"They are a little different from what we are doing, but that is where the idea came from," Mrs. Jones said. "CSAs normally run during just certain times of the year. The clients put up an initial investment, usually a larger investment. They give you the money and you go out and grow the items for them and you do delivery."

The Joneses require no up front fee to sign up for their deliveries.

"We hope people understand that we need the business every week in order to provide the business each week. If we have a big spike one week and no one the next three weeks then we have got a problem. But if somebody doesn't need it this week, we don't expect them. They are not going to buy groceries they are not going to eat," Jones said.

Customers usually pay with a credit or debit card.

Vegetable box deliveries were a main topic of discussion at the Fruit and Vegetable Growers Association meeting the Joneses attended in Myrtle Beach, S.C. in December.

"That was all they were talking about -- that people wanted healthy, they wanted fresh, they wanted local, but they either didn't want to or were unable to grow it themselves," Mrs. Jones said.

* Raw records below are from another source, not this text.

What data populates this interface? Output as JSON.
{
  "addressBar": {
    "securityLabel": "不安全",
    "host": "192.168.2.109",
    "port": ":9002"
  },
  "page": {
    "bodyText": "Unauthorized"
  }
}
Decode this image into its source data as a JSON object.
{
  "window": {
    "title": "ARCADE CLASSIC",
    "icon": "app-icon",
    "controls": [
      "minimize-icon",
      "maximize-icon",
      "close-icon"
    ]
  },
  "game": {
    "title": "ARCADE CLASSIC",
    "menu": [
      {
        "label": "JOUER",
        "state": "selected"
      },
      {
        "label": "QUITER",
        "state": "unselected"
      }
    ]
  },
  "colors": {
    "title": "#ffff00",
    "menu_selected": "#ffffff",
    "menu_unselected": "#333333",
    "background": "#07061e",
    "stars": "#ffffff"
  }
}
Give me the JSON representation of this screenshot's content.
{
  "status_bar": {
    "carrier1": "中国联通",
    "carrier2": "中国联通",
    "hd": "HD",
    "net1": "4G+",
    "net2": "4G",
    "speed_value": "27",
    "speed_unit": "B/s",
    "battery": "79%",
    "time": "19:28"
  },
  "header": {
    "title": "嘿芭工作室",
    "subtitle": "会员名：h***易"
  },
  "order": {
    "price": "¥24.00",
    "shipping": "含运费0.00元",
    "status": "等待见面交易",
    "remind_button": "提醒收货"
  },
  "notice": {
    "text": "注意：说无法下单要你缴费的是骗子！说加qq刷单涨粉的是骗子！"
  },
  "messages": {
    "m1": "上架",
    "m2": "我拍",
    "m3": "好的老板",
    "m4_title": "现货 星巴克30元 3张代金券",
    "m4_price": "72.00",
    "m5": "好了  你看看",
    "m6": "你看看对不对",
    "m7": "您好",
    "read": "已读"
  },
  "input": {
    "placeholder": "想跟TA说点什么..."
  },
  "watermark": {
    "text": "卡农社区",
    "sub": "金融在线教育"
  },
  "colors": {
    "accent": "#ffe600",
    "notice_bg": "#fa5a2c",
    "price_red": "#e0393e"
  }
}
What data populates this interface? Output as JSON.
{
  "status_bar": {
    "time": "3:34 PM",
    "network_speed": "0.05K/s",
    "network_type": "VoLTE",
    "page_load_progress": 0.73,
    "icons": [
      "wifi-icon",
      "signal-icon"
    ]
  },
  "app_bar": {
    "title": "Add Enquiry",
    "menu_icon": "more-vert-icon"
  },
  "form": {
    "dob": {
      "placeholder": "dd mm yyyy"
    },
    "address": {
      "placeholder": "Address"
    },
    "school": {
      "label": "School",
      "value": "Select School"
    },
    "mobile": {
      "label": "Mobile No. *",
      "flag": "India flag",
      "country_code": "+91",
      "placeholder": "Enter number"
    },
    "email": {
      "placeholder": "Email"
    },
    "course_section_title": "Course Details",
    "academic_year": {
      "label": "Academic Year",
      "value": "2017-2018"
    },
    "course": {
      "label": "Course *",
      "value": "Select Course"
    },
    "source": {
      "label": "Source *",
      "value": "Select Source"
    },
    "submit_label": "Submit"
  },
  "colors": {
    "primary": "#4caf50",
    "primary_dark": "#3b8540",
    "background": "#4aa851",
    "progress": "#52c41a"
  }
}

Also, she added, most people don't want to buy in bulk. They would rather be able to buy what they are going to cook that week or that night and have it on hand.

When the Joneses returned home from the conference, they decided to test the market. They sent out e-mails, put their wares on Facebook and people "jumped right on it," she said.

"Folks get real excited in eastern North Carolina about vegetables in the summertime," Jones said, but they should to be aware that fresh vegetables can be available year-round.

For more information, contact the Joneses at 919-658-7975, e-mail Smithchapelsup@bellsouth.net or visit their Facebook page. People may also go by Smith Chapel Supply at 2216 N.C. 55 West.